Barbara Graham, area supervisor at Vanity Fair in Sikeston, said those who work in returns at the store will see patrons attempt to return used items. Because of that, associates are trained to look over garments that are returned.

"They say they haven't worn it, but you can tell when something's been worn, for the most part," said Graham. "We have also had occasions where they have ripped tags out of our garments and put them in something bought at another store."

To help crack down on fraudulent returns, Vanity Fair requires a picture ID when items are purchased and returned. When it comes to returns, those IDs are kept in a database and tracked to see if there is a pattern.

"If we see the same name popping up, we get a little suspicious," said Graham. And to keep people from giving fraudulent information on return forms, associates fill it out, Graham said.

Debbie Allen, manager at MJ's Jewelry, said customers there also try to return worn items.

"It's just your average American customer that swears up and down that it has never been worn, it just doesn't match their outfit," she said.

For her, it's also easy to tell if a customer is lying. "A lot of times, it's got a lot of fingerprints on it or it has hair in it, where it got caught in the clasp," Allen said.

To help combat the problem, many stores have strict return policies -- some which have recently gone into effect. For instance, Allen said the jewelry store does not give refunds, but allows customers to exchange it for other items in the store.

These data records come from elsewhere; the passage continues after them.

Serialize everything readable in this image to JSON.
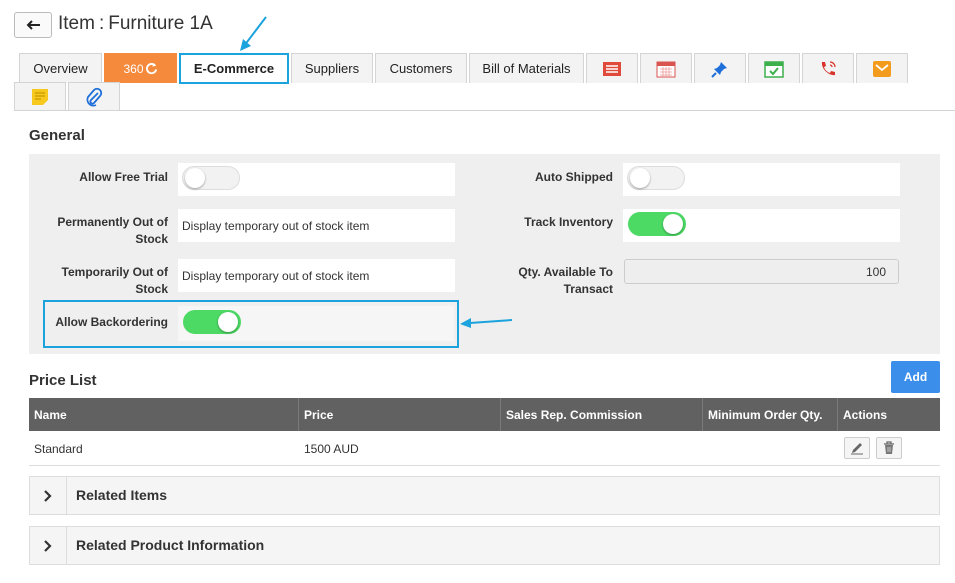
{
  "header": {
    "title_prefix": "Item",
    "title_sep": ":",
    "title_name": "Furniture 1A"
  },
  "tabs": [
    {
      "label": "Overview"
    },
    {
      "label": "360"
    },
    {
      "label": "E-Commerce"
    },
    {
      "label": "Suppliers"
    },
    {
      "label": "Customers"
    },
    {
      "label": "Bill of Materials"
    }
  ],
  "icon_tabs": [
    "invoice-icon",
    "calendar-icon",
    "pin-icon",
    "calendar-check-icon",
    "phone-icon",
    "envelope-icon",
    "sticky-note-icon",
    "paperclip-icon"
  ],
  "general": {
    "title": "General",
    "allow_free_trial": {
      "label": "Allow Free Trial",
      "on": false
    },
    "auto_shipped": {
      "label": "Auto Shipped",
      "on": false
    },
    "perm_oos": {
      "label_line1": "Permanently Out of",
      "label_line2": "Stock",
      "value": "Display temporary out of stock item"
    },
    "track_inventory": {
      "label": "Track Inventory",
      "on": true
    },
    "temp_oos": {
      "label_line1": "Temporarily Out of",
      "label_line2": "Stock",
      "value": "Display temporary out of stock item"
    },
    "qty_available": {
      "label_line1": "Qty. Available To",
      "label_line2": "Transact",
      "value": "100"
    },
    "allow_backordering": {
      "label": "Allow Backordering",
      "on": true
    }
  },
  "price_list": {
    "title": "Price List",
    "add_label": "Add",
    "columns": [
      "Name",
      "Price",
      "Sales Rep. Commission",
      "Minimum Order Qty.",
      "Actions"
    ],
    "rows": [
      {
        "name": "Standard",
        "price": "1500 AUD",
        "commission": "",
        "min_qty": ""
      }
    ]
  },
  "accordions": [
    {
      "label": "Related Items"
    },
    {
      "label": "Related Product Information"
    }
  ],
  "colors": {
    "accent_blue": "#1aa3dd",
    "toggle_on": "#4cd964",
    "tab_360": "#f58a3c",
    "add_button": "#3b8eea",
    "table_header": "#616161"
  }
}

Refunds also aren't offered at Hallmark, said Payne. Only exchanges are OK'd, and seasonal items must be exchanged for other seasonal items.

Retailer giant J.C. Penney changed its return policy in October, requiring customers to accompany items with a receipt, and the purchase date be within the last 90 days.

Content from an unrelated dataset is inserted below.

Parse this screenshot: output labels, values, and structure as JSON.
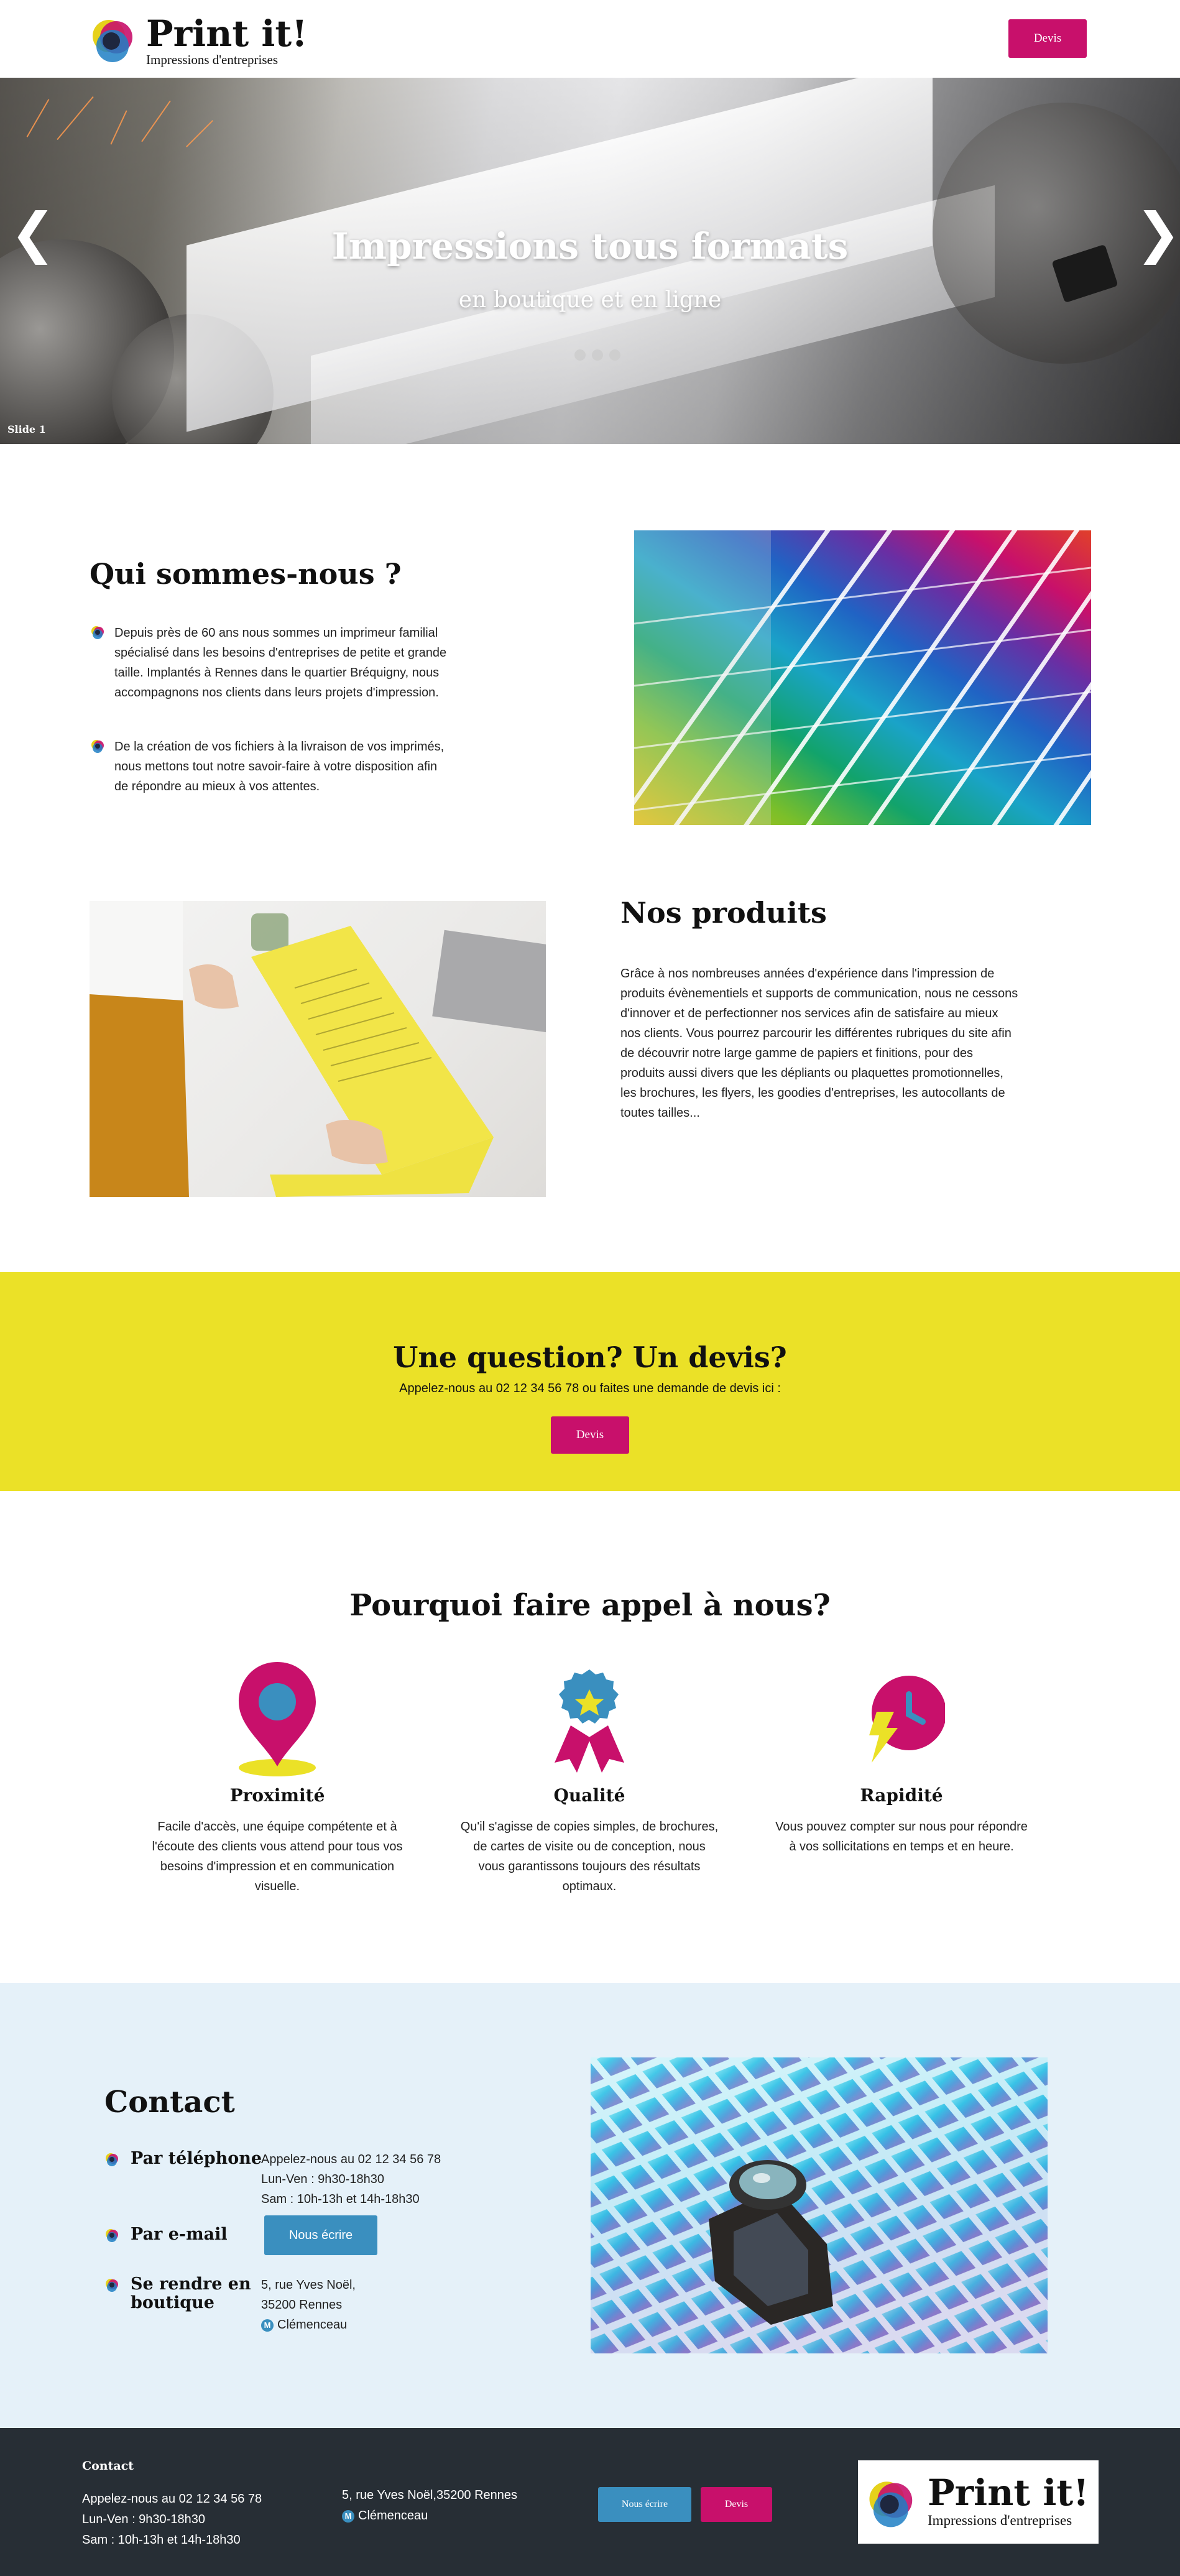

Over the summer, Target Corp. changed its policy, too. Previously, items without a receipt had to be worth $100 or less, but now that threshold is $20 or less.

And the problem isn't limited to just retail stores -- furniture stores are also hit. Mike Grimes, owner of G&H Home Furnishings in Charleston, said he has customers come in to exchange items year-round.

"They get something, keep it six months and then they want to return it," said Grimes, adding that some of the items are paid off, while customers are still making payments on others. "We try to explain to them that you can't use something for six months and then expect to get your money back."

The store also requires buyers to sign a form that everything is received in good order when it is delivered, since there have been some customers who have called one or two months later to report a scratch or problem they say happened during the delivery process.

Grimes said his staff will work with customers in most cases, though, to touch up furniture.

Those in management at the stores can't pinpoint a single reason that people attempt to make these types of returns.

"I think they just think 'the store is busy, we're distracted, it's a busy time of year, so we'll get away with it,'" said Graham. But associates focus just as much now as they do any other time of year, she stressed.

Allen said she doesn't think the customers realize what they're doing -- and believe businesses are so happy for business, they'll do anything to please the customer -- but that's not true.

"Everyone has heard forever and ever, 'the customer is always right,'" Grimes agreed. "I've even had them admit they're wrong."

Customers often assume he can afford it, or will lie to the factory to get the furniture fixed for free.

"But we're not going to lie to anyone," he said. "Then they'll assume that you'll lie to the customer, too."

The Scripps Howard News Service contributed to this report.